(Records from a data collection)
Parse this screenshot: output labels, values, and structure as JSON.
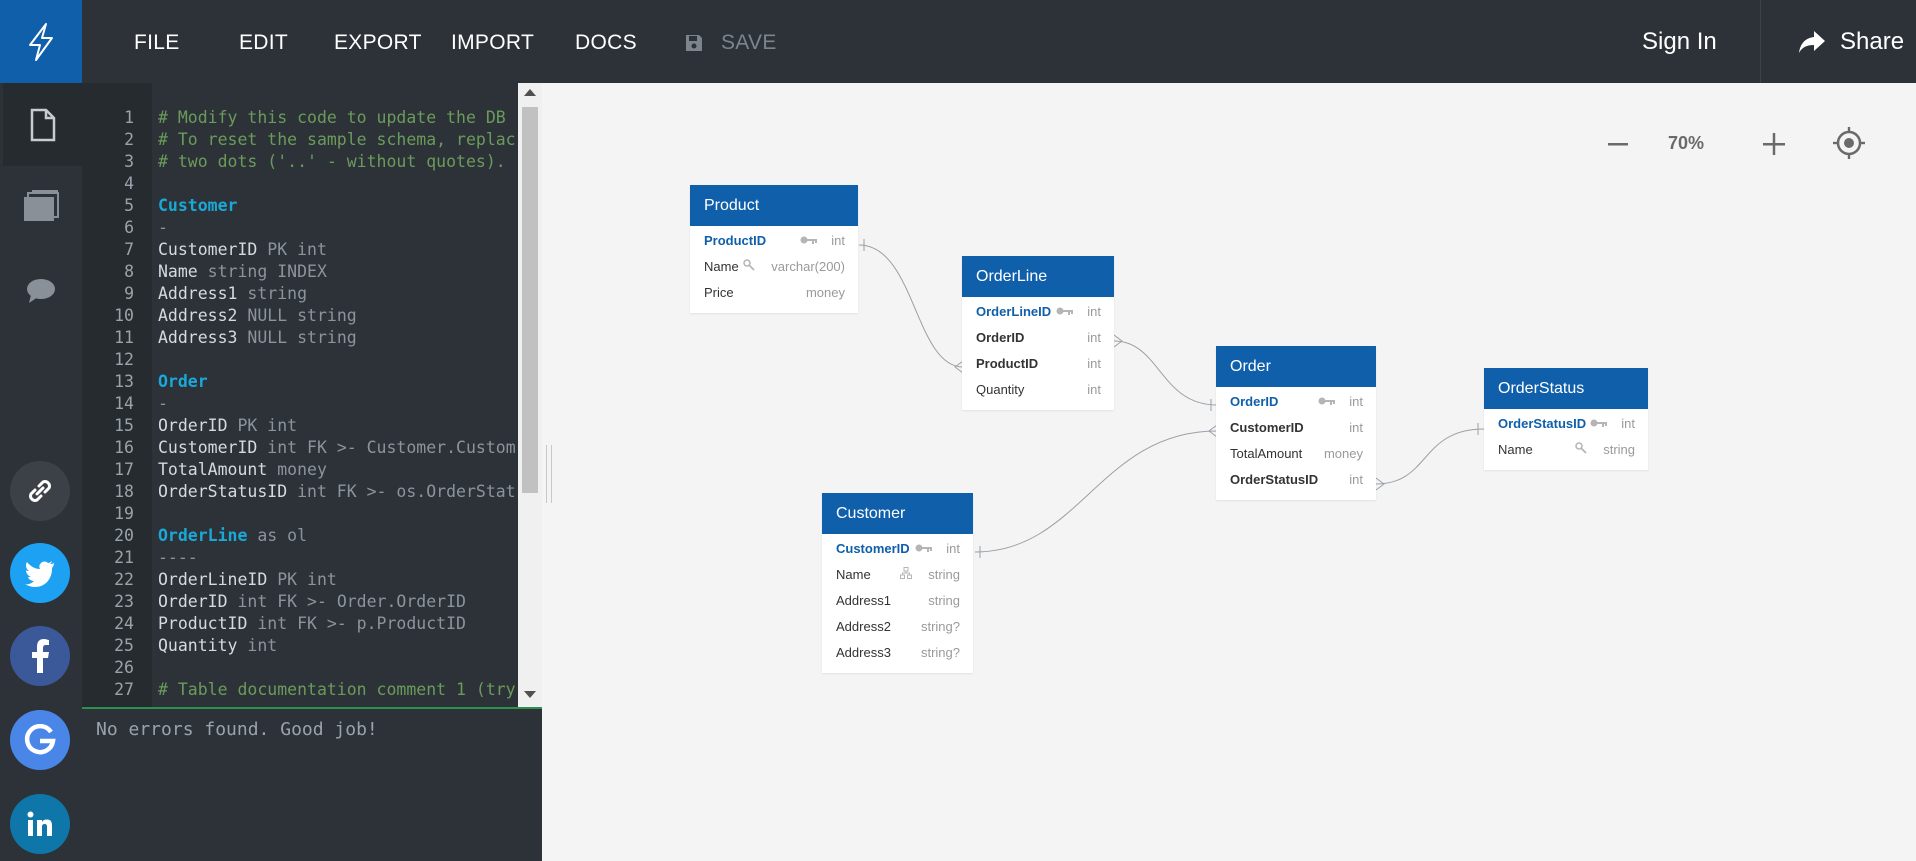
{
  "menu": {
    "file": "FILE",
    "edit": "EDIT",
    "export": "EXPORT",
    "import": "IMPORT",
    "docs": "DOCS",
    "save": "SAVE",
    "sign_in": "Sign In",
    "share": "Share"
  },
  "sidebar": {
    "icons": [
      "document-icon",
      "folder-icon",
      "chat-icon"
    ],
    "social": [
      {
        "name": "link-icon",
        "color": "#3c4148"
      },
      {
        "name": "twitter-icon",
        "color": "#1da1f2"
      },
      {
        "name": "facebook-icon",
        "color": "#3b5998"
      },
      {
        "name": "google-icon",
        "color": "#4a86e8"
      },
      {
        "name": "linkedin-icon",
        "color": "#0e76a8"
      }
    ]
  },
  "editor": {
    "lines": [
      {
        "n": "1",
        "text": "# Modify this code to update the DB",
        "kind": "comment"
      },
      {
        "n": "2",
        "text": "# To reset the sample schema, replac",
        "kind": "comment"
      },
      {
        "n": "3",
        "text": "# two dots ('..' - without quotes).",
        "kind": "comment"
      },
      {
        "n": "4",
        "text": "",
        "kind": "plain"
      },
      {
        "n": "5",
        "text": "Customer",
        "kind": "table"
      },
      {
        "n": "6",
        "text": "-",
        "kind": "type"
      },
      {
        "n": "7",
        "key": "CustomerID",
        "rest": " PK int",
        "kind": "field"
      },
      {
        "n": "8",
        "key": "Name",
        "rest": " string INDEX",
        "kind": "field"
      },
      {
        "n": "9",
        "key": "Address1",
        "rest": " string",
        "kind": "field"
      },
      {
        "n": "10",
        "key": "Address2",
        "rest": " NULL string",
        "kind": "field"
      },
      {
        "n": "11",
        "key": "Address3",
        "rest": " NULL string",
        "kind": "field"
      },
      {
        "n": "12",
        "text": "",
        "kind": "plain"
      },
      {
        "n": "13",
        "text": "Order",
        "kind": "table"
      },
      {
        "n": "14",
        "text": "-",
        "kind": "type"
      },
      {
        "n": "15",
        "key": "OrderID",
        "rest": " PK int",
        "kind": "field"
      },
      {
        "n": "16",
        "key": "CustomerID",
        "rest": " int FK >- Customer.Custom",
        "kind": "field"
      },
      {
        "n": "17",
        "key": "TotalAmount",
        "rest": " money",
        "kind": "field"
      },
      {
        "n": "18",
        "key": "OrderStatusID",
        "rest": " int FK >- os.OrderStat",
        "kind": "field"
      },
      {
        "n": "19",
        "text": "",
        "kind": "plain"
      },
      {
        "n": "20",
        "key": "OrderLine",
        "rest": " as ol",
        "kind": "tablealias"
      },
      {
        "n": "21",
        "text": "----",
        "kind": "type"
      },
      {
        "n": "22",
        "key": "OrderLineID",
        "rest": " PK int",
        "kind": "field"
      },
      {
        "n": "23",
        "key": "OrderID",
        "rest": " int FK >- Order.OrderID",
        "kind": "field"
      },
      {
        "n": "24",
        "key": "ProductID",
        "rest": " int FK >- p.ProductID",
        "kind": "field"
      },
      {
        "n": "25",
        "key": "Quantity",
        "rest": " int",
        "kind": "field"
      },
      {
        "n": "26",
        "text": "",
        "kind": "plain"
      },
      {
        "n": "27",
        "text": "# Table documentation comment 1 (try",
        "kind": "comment"
      }
    ]
  },
  "console": {
    "message": "No errors found. Good job!"
  },
  "canvas": {
    "zoom": "70%",
    "tables": [
      {
        "id": "product",
        "title": "Product",
        "rows": [
          {
            "name": "ProductID",
            "type": "int",
            "role": "pk",
            "icon": "key"
          },
          {
            "name": "Name",
            "type": "varchar(200)",
            "role": "plain",
            "icon": "index"
          },
          {
            "name": "Price",
            "type": "money",
            "role": "plain",
            "icon": ""
          }
        ]
      },
      {
        "id": "orderline",
        "title": "OrderLine",
        "rows": [
          {
            "name": "OrderLineID",
            "type": "int",
            "role": "pk",
            "icon": "key"
          },
          {
            "name": "OrderID",
            "type": "int",
            "role": "fk",
            "icon": ""
          },
          {
            "name": "ProductID",
            "type": "int",
            "role": "fk",
            "icon": ""
          },
          {
            "name": "Quantity",
            "type": "int",
            "role": "plain",
            "icon": ""
          }
        ]
      },
      {
        "id": "order",
        "title": "Order",
        "rows": [
          {
            "name": "OrderID",
            "type": "int",
            "role": "pk",
            "icon": "key"
          },
          {
            "name": "CustomerID",
            "type": "int",
            "role": "fk",
            "icon": ""
          },
          {
            "name": "TotalAmount",
            "type": "money",
            "role": "plain",
            "icon": ""
          },
          {
            "name": "OrderStatusID",
            "type": "int",
            "role": "fk",
            "icon": ""
          }
        ]
      },
      {
        "id": "orderstatus",
        "title": "OrderStatus",
        "rows": [
          {
            "name": "OrderStatusID",
            "type": "int",
            "role": "pk",
            "icon": "key"
          },
          {
            "name": "Name",
            "type": "string",
            "role": "plain",
            "icon": "index"
          }
        ]
      },
      {
        "id": "customer",
        "title": "Customer",
        "rows": [
          {
            "name": "CustomerID",
            "type": "int",
            "role": "pk",
            "icon": "key"
          },
          {
            "name": "Name",
            "type": "string",
            "role": "plain",
            "icon": "index-tree"
          },
          {
            "name": "Address1",
            "type": "string",
            "role": "plain",
            "icon": ""
          },
          {
            "name": "Address2",
            "type": "string?",
            "role": "plain",
            "icon": ""
          },
          {
            "name": "Address3",
            "type": "string?",
            "role": "plain",
            "icon": ""
          }
        ]
      }
    ]
  },
  "colors": {
    "brand": "#0f5fab",
    "chrome": "#2c3238",
    "comment": "#6b9b5b",
    "table_keyword": "#19a9d8"
  }
}
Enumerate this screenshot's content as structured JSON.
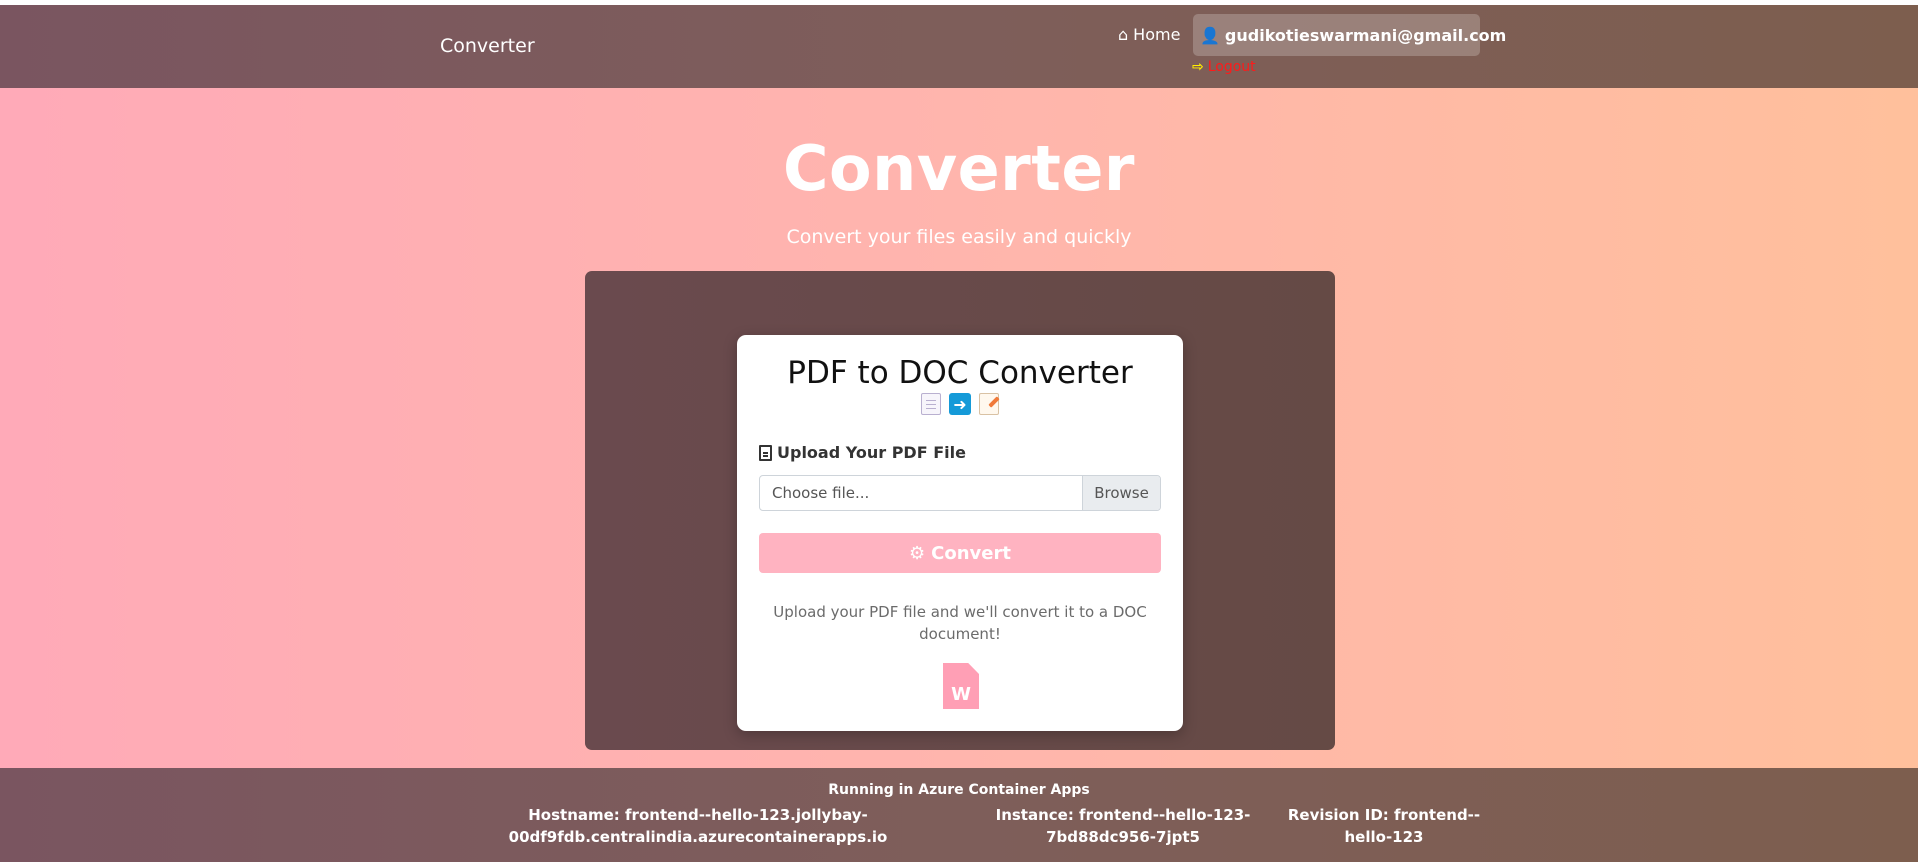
{
  "navbar": {
    "brand": "Converter",
    "home_label": "Home",
    "user_email": "gudikotieswarmani@gmail.com",
    "logout_label": "Logout"
  },
  "hero": {
    "title": "Converter",
    "subtitle": "Convert your files easily and quickly"
  },
  "card": {
    "title": "PDF to DOC Converter",
    "upload_label": "Upload Your PDF File",
    "file_placeholder": "Choose file...",
    "browse_label": "Browse",
    "convert_label": "Convert",
    "help_text": "Upload your PDF file and we'll convert it to a DOC document!",
    "word_letter": "W"
  },
  "footer": {
    "title": "Running in Azure Container Apps",
    "hostname_line1": "Hostname: frontend--hello-123.jollybay-",
    "hostname_line2": "00df9fdb.centralindia.azurecontainerapps.io",
    "instance_line1": "Instance: frontend--hello-123-",
    "instance_line2": "7bd88dc956-7jpt5",
    "revision_line1": "Revision ID: frontend--",
    "revision_line2": "hello-123"
  },
  "colors": {
    "accent_pink": "#ffb3c1",
    "panel_brown": "#654a45",
    "logout_red": "#ff1a1a"
  },
  "icons": {
    "home": "home-icon",
    "user": "user-icon",
    "logout": "logout-icon",
    "pdf": "file-pdf-icon",
    "gear": "gears-icon",
    "word": "file-word-icon"
  }
}
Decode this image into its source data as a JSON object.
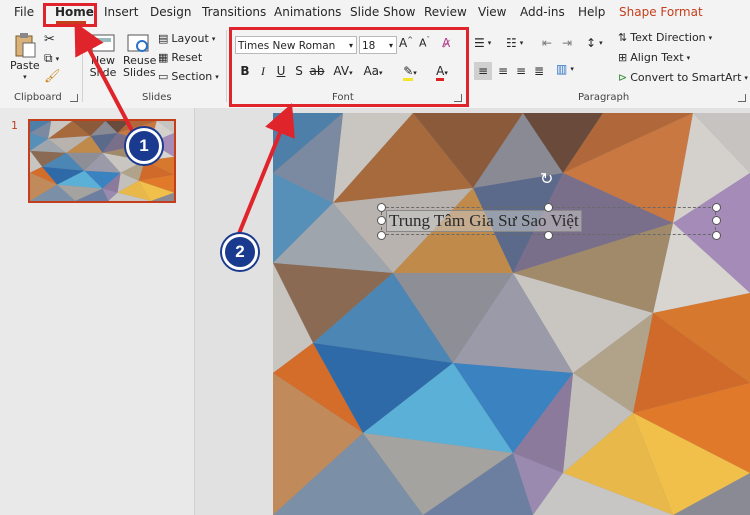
{
  "menu": {
    "tabs": [
      "File",
      "Home",
      "Insert",
      "Design",
      "Transitions",
      "Animations",
      "Slide Show",
      "Review",
      "View",
      "Add-ins",
      "Help",
      "Shape Format"
    ],
    "active_tab": "Home",
    "contextual_color": "#c43e1c"
  },
  "clipboard": {
    "paste_label": "Paste",
    "group_label": "Clipboard"
  },
  "slides": {
    "new_slide_label": "New Slide",
    "reuse_label": "Reuse Slides",
    "layout_label": "Layout",
    "reset_label": "Reset",
    "section_label": "Section",
    "group_label": "Slides"
  },
  "font": {
    "font_name": "Times New Roman",
    "font_size": "18",
    "group_label": "Font"
  },
  "paragraph": {
    "text_direction_label": "Text Direction",
    "align_text_label": "Align Text",
    "smartart_label": "Convert to SmartArt",
    "group_label": "Paragraph"
  },
  "thumbnails": [
    {
      "number": "1"
    }
  ],
  "slide": {
    "textbox_text": "Trung Tâm Gia Sư Sao Việt"
  },
  "annotations": {
    "badge_1": "1",
    "badge_2": "2",
    "highlight_color": "#e0242b",
    "badge_color": "#1a3a8f"
  }
}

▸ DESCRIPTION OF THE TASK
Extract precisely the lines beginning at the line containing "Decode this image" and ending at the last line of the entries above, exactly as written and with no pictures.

▸ ANSWER TO THE PROBLEM
Decode this image into its source data as a JSON object.
{
  "menu": {
    "tabs": [
      "File",
      "Home",
      "Insert",
      "Design",
      "Transitions",
      "Animations",
      "Slide Show",
      "Review",
      "View",
      "Add-ins",
      "Help",
      "Shape Format"
    ],
    "active_tab": "Home",
    "contextual_color": "#c43e1c"
  },
  "clipboard": {
    "paste_label": "Paste",
    "group_label": "Clipboard"
  },
  "slides": {
    "new_slide_label": "New Slide",
    "reuse_label": "Reuse Slides",
    "layout_label": "Layout",
    "reset_label": "Reset",
    "section_label": "Section",
    "group_label": "Slides"
  },
  "font": {
    "font_name": "Times New Roman",
    "font_size": "18",
    "group_label": "Font"
  },
  "paragraph": {
    "text_direction_label": "Text Direction",
    "align_text_label": "Align Text",
    "smartart_label": "Convert to SmartArt",
    "group_label": "Paragraph"
  },
  "thumbnails": [
    {
      "number": "1"
    }
  ],
  "slide": {
    "textbox_text": "Trung Tâm Gia Sư Sao Việt"
  },
  "annotations": {
    "badge_1": "1",
    "badge_2": "2",
    "highlight_color": "#e0242b",
    "badge_color": "#1a3a8f"
  }
}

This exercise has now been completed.